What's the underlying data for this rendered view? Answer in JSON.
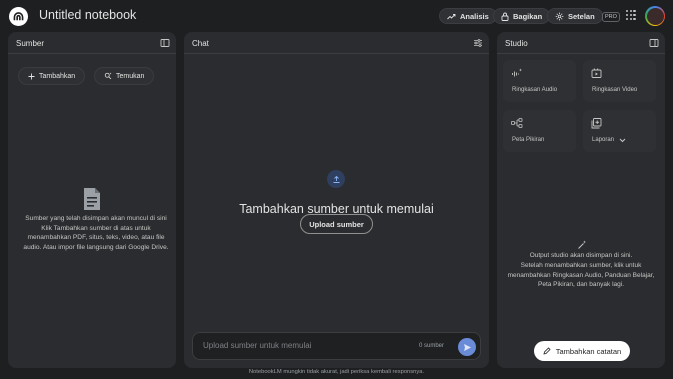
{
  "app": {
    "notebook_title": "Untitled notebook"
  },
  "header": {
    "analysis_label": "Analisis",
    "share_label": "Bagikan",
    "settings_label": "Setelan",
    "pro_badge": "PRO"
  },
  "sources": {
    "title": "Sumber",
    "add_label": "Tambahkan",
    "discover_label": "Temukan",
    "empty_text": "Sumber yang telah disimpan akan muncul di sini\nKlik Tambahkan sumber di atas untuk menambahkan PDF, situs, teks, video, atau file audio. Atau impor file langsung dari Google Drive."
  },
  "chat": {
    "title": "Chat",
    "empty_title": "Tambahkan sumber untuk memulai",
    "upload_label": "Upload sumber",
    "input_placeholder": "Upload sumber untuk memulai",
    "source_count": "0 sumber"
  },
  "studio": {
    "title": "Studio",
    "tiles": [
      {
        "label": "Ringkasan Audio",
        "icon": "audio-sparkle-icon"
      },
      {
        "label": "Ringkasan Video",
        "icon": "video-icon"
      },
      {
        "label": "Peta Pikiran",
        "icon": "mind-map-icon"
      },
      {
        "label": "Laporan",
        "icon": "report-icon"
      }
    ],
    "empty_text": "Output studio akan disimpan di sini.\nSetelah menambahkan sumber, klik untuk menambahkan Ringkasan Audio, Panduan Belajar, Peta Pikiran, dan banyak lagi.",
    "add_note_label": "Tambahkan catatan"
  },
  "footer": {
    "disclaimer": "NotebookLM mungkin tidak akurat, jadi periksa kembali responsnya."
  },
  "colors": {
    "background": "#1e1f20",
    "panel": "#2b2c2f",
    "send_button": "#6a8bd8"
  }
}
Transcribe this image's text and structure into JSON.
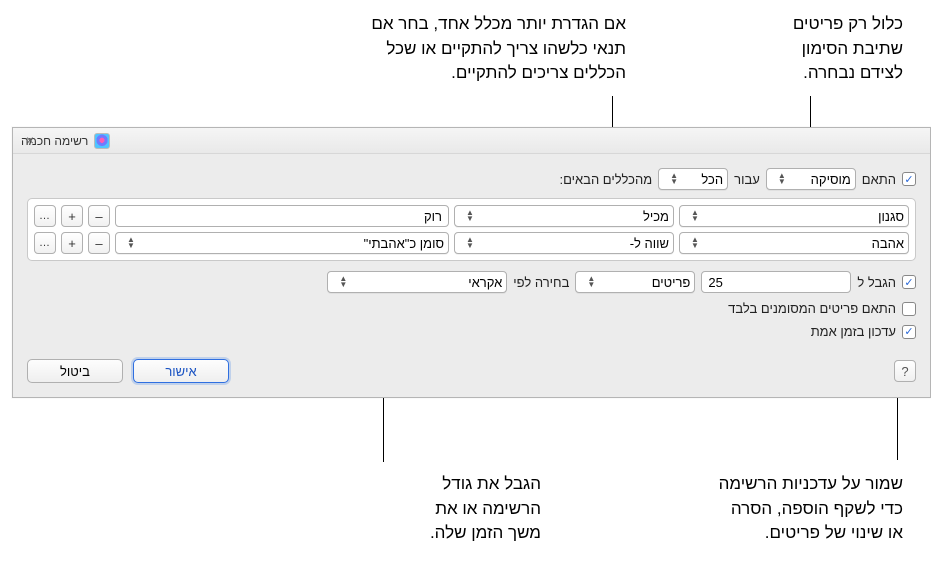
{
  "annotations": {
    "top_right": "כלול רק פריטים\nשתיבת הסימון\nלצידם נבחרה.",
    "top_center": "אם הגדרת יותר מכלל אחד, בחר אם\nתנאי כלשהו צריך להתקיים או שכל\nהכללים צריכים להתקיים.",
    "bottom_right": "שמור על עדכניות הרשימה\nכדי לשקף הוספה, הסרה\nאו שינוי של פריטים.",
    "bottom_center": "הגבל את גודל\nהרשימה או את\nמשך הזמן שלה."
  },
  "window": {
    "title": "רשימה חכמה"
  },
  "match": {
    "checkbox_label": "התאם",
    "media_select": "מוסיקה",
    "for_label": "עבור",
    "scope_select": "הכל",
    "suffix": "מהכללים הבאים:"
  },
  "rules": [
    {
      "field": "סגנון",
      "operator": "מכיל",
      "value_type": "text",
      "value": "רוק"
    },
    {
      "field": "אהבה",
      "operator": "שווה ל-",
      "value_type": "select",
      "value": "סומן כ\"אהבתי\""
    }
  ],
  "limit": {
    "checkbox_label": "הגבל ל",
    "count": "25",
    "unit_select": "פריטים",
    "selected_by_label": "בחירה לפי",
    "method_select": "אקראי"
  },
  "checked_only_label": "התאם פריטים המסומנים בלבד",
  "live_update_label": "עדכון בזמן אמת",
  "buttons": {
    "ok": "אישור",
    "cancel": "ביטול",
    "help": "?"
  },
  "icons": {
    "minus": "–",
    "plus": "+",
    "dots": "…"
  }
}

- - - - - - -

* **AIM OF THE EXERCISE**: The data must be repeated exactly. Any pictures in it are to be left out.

* **ANSWER FOR THE TASK**:
What's the underlying data for this rendered view? Answer in JSON.
{
  "app": {
    "notebook_title": "Untitled notebook"
  },
  "header": {
    "analysis_label": "Analisis",
    "share_label": "Bagikan",
    "settings_label": "Setelan",
    "pro_badge": "PRO"
  },
  "sources": {
    "title": "Sumber",
    "add_label": "Tambahkan",
    "discover_label": "Temukan",
    "empty_text": "Sumber yang telah disimpan akan muncul di sini\nKlik Tambahkan sumber di atas untuk menambahkan PDF, situs, teks, video, atau file audio. Atau impor file langsung dari Google Drive."
  },
  "chat": {
    "title": "Chat",
    "empty_title": "Tambahkan sumber untuk memulai",
    "upload_label": "Upload sumber",
    "input_placeholder": "Upload sumber untuk memulai",
    "source_count": "0 sumber"
  },
  "studio": {
    "title": "Studio",
    "tiles": [
      {
        "label": "Ringkasan Audio",
        "icon": "audio-sparkle-icon"
      },
      {
        "label": "Ringkasan Video",
        "icon": "video-icon"
      },
      {
        "label": "Peta Pikiran",
        "icon": "mind-map-icon"
      },
      {
        "label": "Laporan",
        "icon": "report-icon"
      }
    ],
    "empty_text": "Output studio akan disimpan di sini.\nSetelah menambahkan sumber, klik untuk menambahkan Ringkasan Audio, Panduan Belajar, Peta Pikiran, dan banyak lagi.",
    "add_note_label": "Tambahkan catatan"
  },
  "footer": {
    "disclaimer": "NotebookLM mungkin tidak akurat, jadi periksa kembali responsnya."
  },
  "colors": {
    "background": "#1e1f20",
    "panel": "#2b2c2f",
    "send_button": "#6a8bd8"
  }
}
Transcribe this image's text and structure into JSON.
{
  "annotations": {
    "top_right": "כלול רק פריטים\nשתיבת הסימון\nלצידם נבחרה.",
    "top_center": "אם הגדרת יותר מכלל אחד, בחר אם\nתנאי כלשהו צריך להתקיים או שכל\nהכללים צריכים להתקיים.",
    "bottom_right": "שמור על עדכניות הרשימה\nכדי לשקף הוספה, הסרה\nאו שינוי של פריטים.",
    "bottom_center": "הגבל את גודל\nהרשימה או את\nמשך הזמן שלה."
  },
  "window": {
    "title": "רשימה חכמה"
  },
  "match": {
    "checkbox_label": "התאם",
    "media_select": "מוסיקה",
    "for_label": "עבור",
    "scope_select": "הכל",
    "suffix": "מהכללים הבאים:"
  },
  "rules": [
    {
      "field": "סגנון",
      "operator": "מכיל",
      "value_type": "text",
      "value": "רוק"
    },
    {
      "field": "אהבה",
      "operator": "שווה ל-",
      "value_type": "select",
      "value": "סומן כ\"אהבתי\""
    }
  ],
  "limit": {
    "checkbox_label": "הגבל ל",
    "count": "25",
    "unit_select": "פריטים",
    "selected_by_label": "בחירה לפי",
    "method_select": "אקראי"
  },
  "checked_only_label": "התאם פריטים המסומנים בלבד",
  "live_update_label": "עדכון בזמן אמת",
  "buttons": {
    "ok": "אישור",
    "cancel": "ביטול",
    "help": "?"
  },
  "icons": {
    "minus": "–",
    "plus": "+",
    "dots": "…"
  }
}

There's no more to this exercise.